I bought an HP Pavilion dv7 (dv7t-4100) a little less than a year ago (March, 2011)
It has been a big disapointment and I do not plan on buying an HP laptop again and can’t recommend that anyone else buy one either.
I chose the dv7 because I needed something with some processing power. My dv7 has anIntel i7 clocked at 1.87Ghz, with 6 gigs of RAM.
Update (January, 23, 2011)
The screw that was loose on the case eventually came out. Within a day the hinge near where the screw fell out of broke, and I could hear a piece of metal shaking around inside the case. The warranty expires at the end of March.
The HP support person I spoke with was professional in the way that a police officer who pulls you over for speeding is professional. He kept trying to get me to say that I had dropped, bumped or otherwise abused the laptop and warned me multiple times that if I sent it in and they found signs of abuse that I would have to pay for repairs.
Still, 50 minutes later and a box was on its way to my house. The box took 2 days to get here, 2 days to get to HP, and they must’ve fixed it that day because I got it back 3 days after that.
I had only complained about the hinge. The loose power plug and missing keyboard/worn off keyboard I had chalked up to wear-and-tear and didn’t expect them to fix under warranty, but they did.
So, do I love HP laptops now? No, but I’m happy with how their warranty service turned out, and hopeful that I won’t have these problems once the warranty expires!
The HP Pavilion dv7 Overheats
Unfortunately, the dv7 is inadequately cooled. When I start the computer temperature of the computer quicky reaches 75-78 degress (Celcius) and the fans are running loudly. As soon as I start a couple of desktop applications (Firefox, Pidgin, Thunderbird and a terminal) the temperature reaches about 85.
When I got this machine, I was excited because from time to time I rip VHS tapes (old homevideos) and convert them to DVDs for family members. The encoding process is long and slow, and I expected to benefit from all 4 cores.
Sadly, I can’t even run a video encoder at full speed on a single core without the computer overheating, and shutting down. The computer shuts down if it reaches 100 degrees. I have to run ffmpeg (or mencoder) at 55% CPU usage (of one core) in oder for the fans to keep up with the CPU.
I’m effectivly stuck with a single core 1.03 GHz (55% of a single 1.87GHz core) computer since I can’t use more than that at once. Extremely disapointing.
TIP: If you're in a similar situation, and you're on Linux, you can use the program cpulimit throttle a specific process or program. When I try to encode video on Windows (in iTunes) the computer overheats no matter what I do.
NOTE #1: This happens in both Windows AND Linux, so it’s not some weird Linux bug. I nearly always use my laptop on a hard surface — and I have to have it on something hard with great airflow if I want to even think about encoding a video.
NOTE #2: My fans and vents are clean. I can see through them to the fans, and have used compressed air on them anyways just in case.

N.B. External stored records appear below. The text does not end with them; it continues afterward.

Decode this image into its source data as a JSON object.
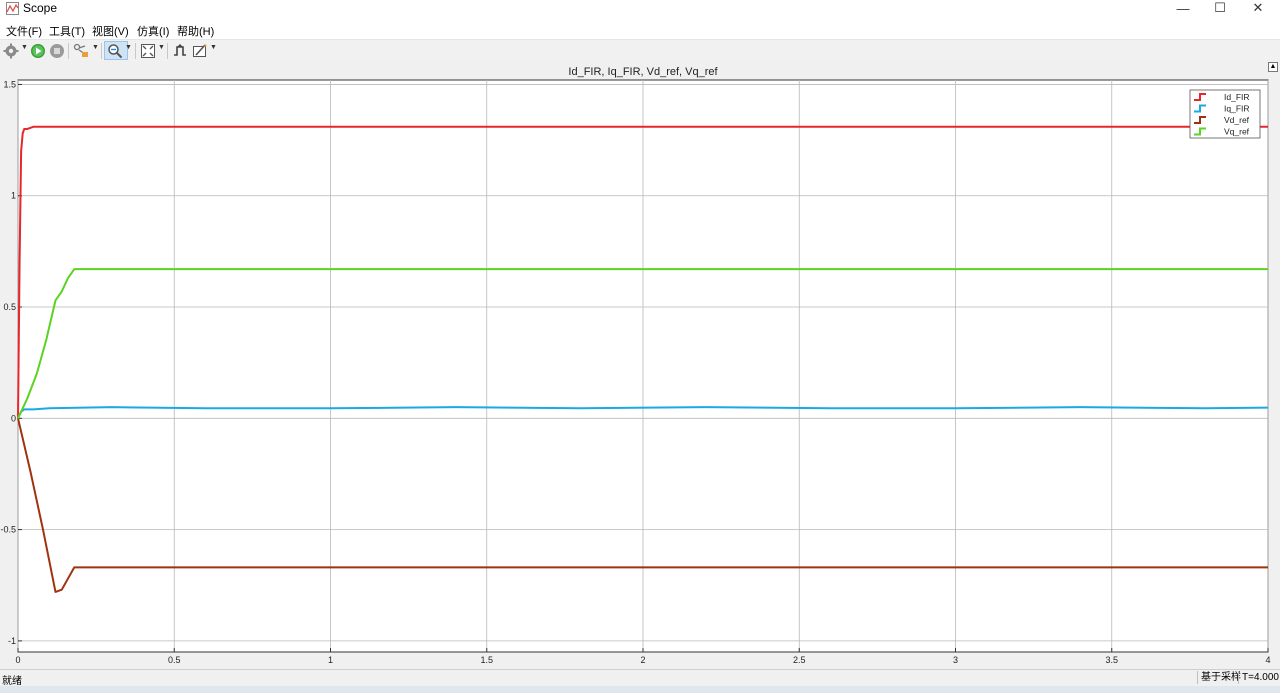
{
  "window": {
    "title": "Scope",
    "minimize_glyph": "—",
    "maximize_glyph": "☐",
    "close_glyph": "✕"
  },
  "menu": [
    {
      "label": "文件(F)"
    },
    {
      "label": "工具(T)"
    },
    {
      "label": "视图(V)"
    },
    {
      "label": "仿真(I)"
    },
    {
      "label": "帮助(H)"
    }
  ],
  "toolbar": {
    "icons": [
      "settings-icon",
      "run-icon",
      "stop-icon",
      "highlight-block-icon",
      "zoom-icon",
      "autoscale-icon",
      "triggers-icon",
      "measurements-icon"
    ],
    "accent": "#1e88e5"
  },
  "status": {
    "ready": "就绪",
    "sample_mode": "基于采样",
    "time": "T=4.000"
  },
  "chart_data": {
    "type": "line",
    "title": "Id_FIR, Iq_FIR, Vd_ref, Vq_ref",
    "xlabel": "",
    "ylabel": "",
    "xlim": [
      0,
      4
    ],
    "ylim": [
      -1.05,
      1.52
    ],
    "xticks": [
      "0",
      "0.5",
      "1",
      "1.5",
      "2",
      "2.5",
      "3",
      "3.5",
      "4"
    ],
    "yticks": [
      "-1",
      "-0.5",
      "0",
      "0.5",
      "1",
      "1.5"
    ],
    "grid": true,
    "legend_position": "top-right",
    "series": [
      {
        "name": "Id_FIR",
        "color": "#e8262b",
        "x": [
          0,
          0.005,
          0.01,
          0.015,
          0.02,
          0.03,
          0.05,
          0.1,
          0.3,
          0.6,
          1.0,
          1.4,
          1.8,
          2.2,
          2.6,
          3.0,
          3.4,
          3.8,
          4.0
        ],
        "y": [
          0,
          0.7,
          1.2,
          1.28,
          1.3,
          1.3,
          1.31,
          1.31,
          1.31,
          1.31,
          1.31,
          1.31,
          1.31,
          1.31,
          1.31,
          1.31,
          1.31,
          1.31,
          1.31
        ]
      },
      {
        "name": "Iq_FIR",
        "color": "#1ba8e6",
        "x": [
          0,
          0.01,
          0.02,
          0.05,
          0.1,
          0.3,
          0.6,
          1.0,
          1.4,
          1.8,
          2.2,
          2.6,
          3.0,
          3.4,
          3.8,
          4.0
        ],
        "y": [
          0,
          0.03,
          0.04,
          0.04,
          0.045,
          0.05,
          0.045,
          0.045,
          0.05,
          0.045,
          0.05,
          0.045,
          0.045,
          0.05,
          0.045,
          0.048
        ]
      },
      {
        "name": "Vd_ref",
        "color": "#a0320f",
        "x": [
          0,
          0.04,
          0.08,
          0.12,
          0.14,
          0.16,
          0.18,
          0.5,
          1.0,
          2.0,
          3.0,
          4.0
        ],
        "y": [
          0,
          -0.24,
          -0.5,
          -0.78,
          -0.77,
          -0.72,
          -0.67,
          -0.67,
          -0.67,
          -0.67,
          -0.67,
          -0.67
        ]
      },
      {
        "name": "Vq_ref",
        "color": "#5bd322",
        "x": [
          0,
          0.03,
          0.06,
          0.09,
          0.12,
          0.13,
          0.14,
          0.16,
          0.18,
          0.5,
          1.0,
          2.0,
          3.0,
          4.0
        ],
        "y": [
          0,
          0.09,
          0.2,
          0.35,
          0.53,
          0.55,
          0.57,
          0.63,
          0.67,
          0.67,
          0.67,
          0.67,
          0.67,
          0.67
        ]
      }
    ]
  }
}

The HP Pavilion dv7 Has a Low Quality Keyboard
I admit that I use my computer more than most people do. Between work and hobbies, it’s not unusual for me to be on my computer 10-12 hours a day, and often more.
This laptop however, is the first one that I have ever worn the letters off the keys. It is also the first one that I have ever had a key spring break during normal use.
Luckly the dv7 comes with a numeric keypad which I don’t use, so I took the keyspring from one of those keys and repaired my broken key.
Again, very disapointing
The HP Pavilion dv7 Case is Poorly Built
Within a few months of getting my dv7 I noticed that the screen wouldn’t stay in position. It would always settle back an extra inch from where I had pushed it. It turned out that the top plastic piece of the case was coming loose from the bottom piece, which in turn left the lid hinge a little loose.
I tightened the screw on the case, and have had to tighten it again every couple of months.
I’m Done Whining Now
I don’t want/need a replacement from HP badly enough to talk to someone in a call center. I’m just going to keep using this computer until it dies. I’m betting it doesn’t make it a year. My guess is that the threads for the case screw eventually wear out and the screen won’t stay up.
I have a rock-solid reliable P4 desktop computer (an HP, no less!) I can use if this thing goes, and next time I’ll buy something more reliable, like a Thinkpad or a Mac Book.
So, if you’re in the market for a laptop, use extreme caution when buying an HP Pavilion. You might not get as good of a machine as you expect.